Shofuso Japanese House and Garden - a traditional-style Japanese house with a nationally-ranked garden - was built in Japan in 1953, using traditional techniques and materials. It was first exhibited in the courtyard at New York's Museum of Modern Art and then, in 1958, moved to Philadelphia. In 1999, the Shofuso administration raised $1.2 million (not a bad budget I would say) to replace the hinoki roof of Shofuso, the only one of its kind outside Japan.

Since the house is constructed mostly of thin strips of hinoki bark harvested from old-growth cypress trees in Japan, planning and preparing the job - including stripping, splitting and cutting the bark - took place over a period of several years. The bark was then packed in great steel containers and shipped to the US. The thin, cypress-wood shingles covering part of the Japanese House roof are made from wood harvested from the lower portions of the trees, with the knots being carefully sheared away.

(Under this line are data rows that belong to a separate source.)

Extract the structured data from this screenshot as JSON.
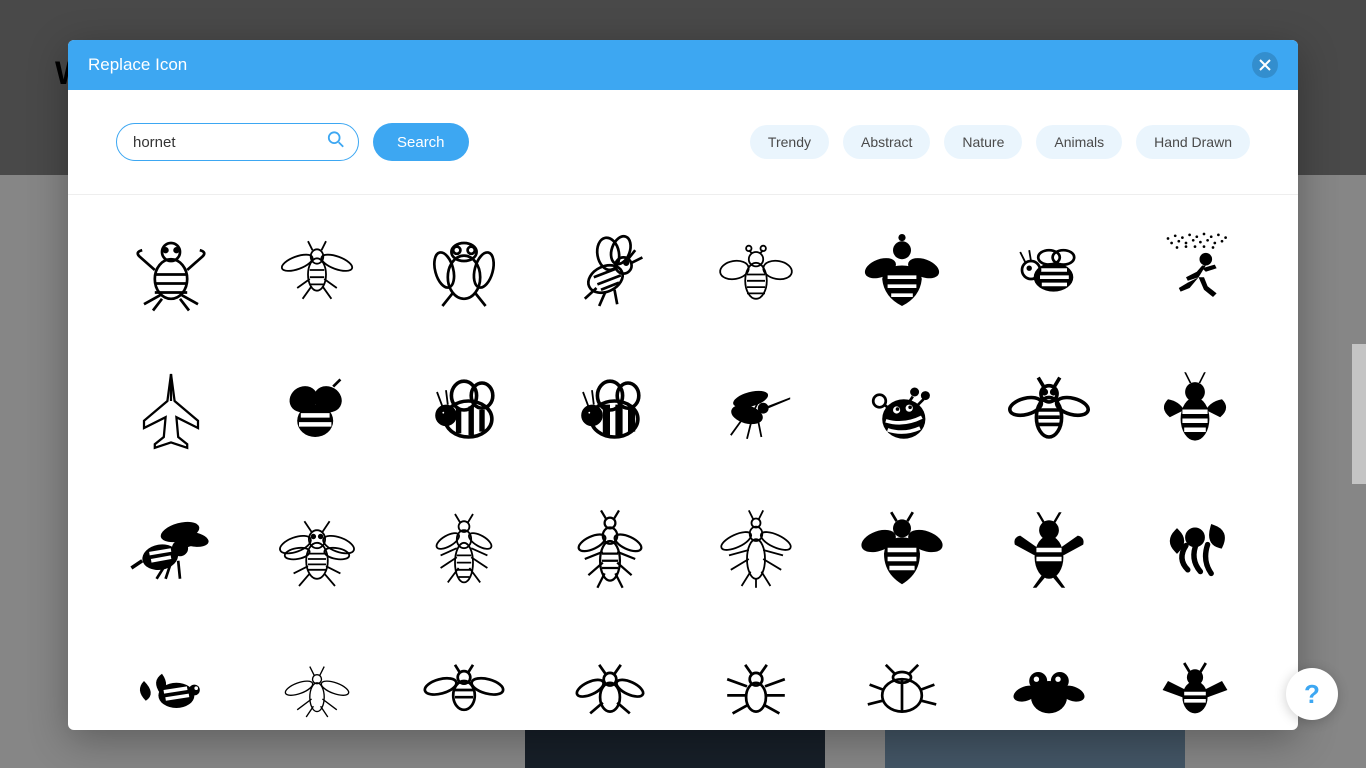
{
  "modal": {
    "title": "Replace Icon",
    "close_aria": "Close"
  },
  "search": {
    "value": "hornet",
    "button_label": "Search",
    "placeholder": ""
  },
  "filters": [
    "Trendy",
    "Abstract",
    "Nature",
    "Animals",
    "Hand Drawn"
  ],
  "icons": [
    {
      "name": "robot-bee-outline"
    },
    {
      "name": "wasp-outline-top"
    },
    {
      "name": "fly-outline"
    },
    {
      "name": "bee-flying-outline"
    },
    {
      "name": "bee-thin-outline"
    },
    {
      "name": "bee-solid"
    },
    {
      "name": "cartoon-bee"
    },
    {
      "name": "person-running-swarm"
    },
    {
      "name": "jet-fighter-outline"
    },
    {
      "name": "bee-blob-solid"
    },
    {
      "name": "bumblebee-eye-left"
    },
    {
      "name": "bumblebee-eye-right"
    },
    {
      "name": "mosquito-solid"
    },
    {
      "name": "cute-bee-solid"
    },
    {
      "name": "bee-line-symmetric"
    },
    {
      "name": "bee-bold-symmetric"
    },
    {
      "name": "hornet-solid-side"
    },
    {
      "name": "wasp-detailed-outline"
    },
    {
      "name": "wasp-detailed-top"
    },
    {
      "name": "wasp-line-top"
    },
    {
      "name": "wasp-line-top-2"
    },
    {
      "name": "bee-icon-solid"
    },
    {
      "name": "bee-icon-bold"
    },
    {
      "name": "bee-abstract-curvy"
    },
    {
      "name": "bee-leaf-solid"
    },
    {
      "name": "wasp-thin-line"
    },
    {
      "name": "bee-line-wings"
    },
    {
      "name": "bee-line-top"
    },
    {
      "name": "bee-line-top-2"
    },
    {
      "name": "beetle-outline"
    },
    {
      "name": "fly-solid-round"
    },
    {
      "name": "hornet-bold-top"
    }
  ],
  "help": {
    "label": "?"
  }
}
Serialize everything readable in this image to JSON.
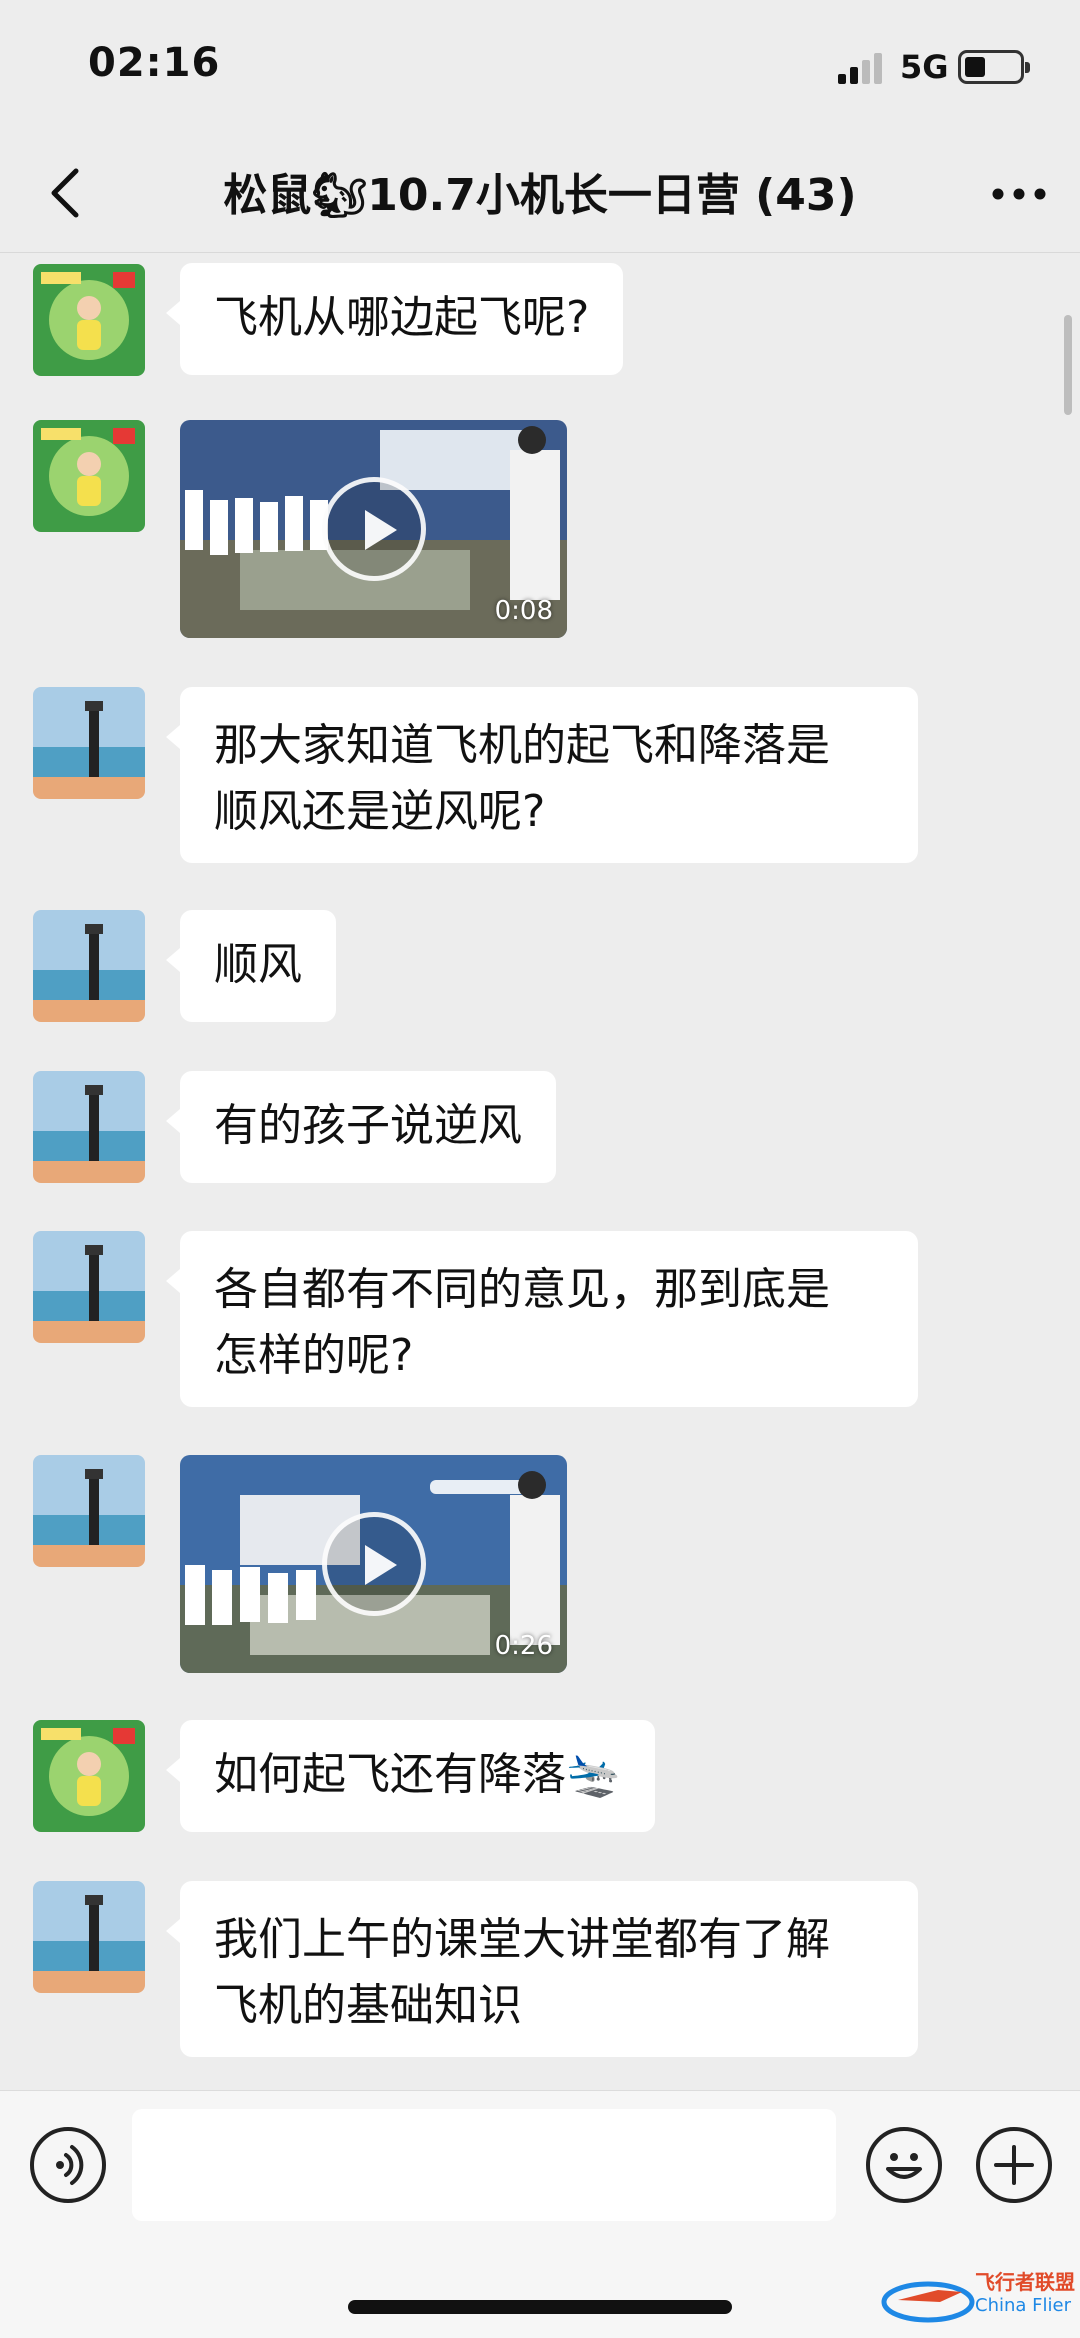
{
  "status_bar": {
    "time": "02:16",
    "network": "5G"
  },
  "header": {
    "title": "松鼠🐿10.7小机长一日营 (43)"
  },
  "messages": [
    {
      "type": "text",
      "sender": "teacher",
      "text": "飞机从哪边起飞呢?"
    },
    {
      "type": "video",
      "sender": "teacher",
      "duration": "0:08"
    },
    {
      "type": "text",
      "sender": "parent",
      "lines": [
        "那大家知道飞机的起飞和降落是",
        "顺风还是逆风呢?"
      ]
    },
    {
      "type": "text",
      "sender": "parent",
      "text": "顺风"
    },
    {
      "type": "text",
      "sender": "parent",
      "text": "有的孩子说逆风"
    },
    {
      "type": "text",
      "sender": "parent",
      "lines": [
        "各自都有不同的意见，那到底是",
        "怎样的呢?"
      ]
    },
    {
      "type": "video",
      "sender": "parent",
      "duration": "0:26"
    },
    {
      "type": "text",
      "sender": "teacher",
      "text": "如何起飞还有降落🛬"
    },
    {
      "type": "text",
      "sender": "parent",
      "lines": [
        "我们上午的课堂大讲堂都有了解",
        "飞机的基础知识"
      ]
    }
  ],
  "watermark": {
    "line1": "飞行者联盟",
    "line2": "China Flier"
  },
  "colors": {
    "background": "#ededed",
    "bubble": "#ffffff",
    "input_bar": "#f6f6f6"
  }
}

Renovation of this unique structure, performed in the same manner that temples and tea houses have been rejuvenated and repaired for centuries, required skilled roofers. A team of eight Japanese craftsmen, vastly experienced in the ways of traditional roofing, was invited to participate. There are only about 150 roofers in all of Japan trained and licensed to handle hinoki-bark roofs. As with most things in Japan, it’s a kind of philosophy – understanding the essence of hinoki cypress wood, fine-grained and pure, and the nature and personality of the tools - the knife and hammer. "They train for five years," says Geoffrey P. Moussas, an American architect employed by the Kyoto-based firm which undertook the overall renovations, who has now been living in Japan for several years. "In the first year, they learn how to care for the tools, perform menial tasks, everything that has to be done throughout the day. Sometimes they live in dorms, sometimes at home. They learn what it means to work within the group, the group mentality. They go to school for two years to learn various types of roofing, to learn how to work with bark and shingles. But even then they are not yet professionals. It really takes about 10 years to become a roofer".

Mostly, the workers simply worked: they were on the job virtually all the time, with a day off just every two weeks. For them, this isn't work - it's their life. For this reason, the job proceeded at a thunderous pace. Not only was no time wasted, nor were any of the materials: a pile of bark from the old roof was salvaged for use on the new one; the metal sheets used to prevent drips were cut in such a way as to keep wastage to an absolute minimum.

Needless to say, such jobs - especially on roofs of tradition - leave a deep impression, inspiring you to invest not merely your energy but also your heart. And I'm especially proud of the fact that Dakea now has something special to offer roofs with a history - the Dakea Better Vintage conservation roof window.


Tags: , , , , , ,  

Posted In: Building Material Industry World

Leave a reply

Your email address will not be published. Required fields are marked *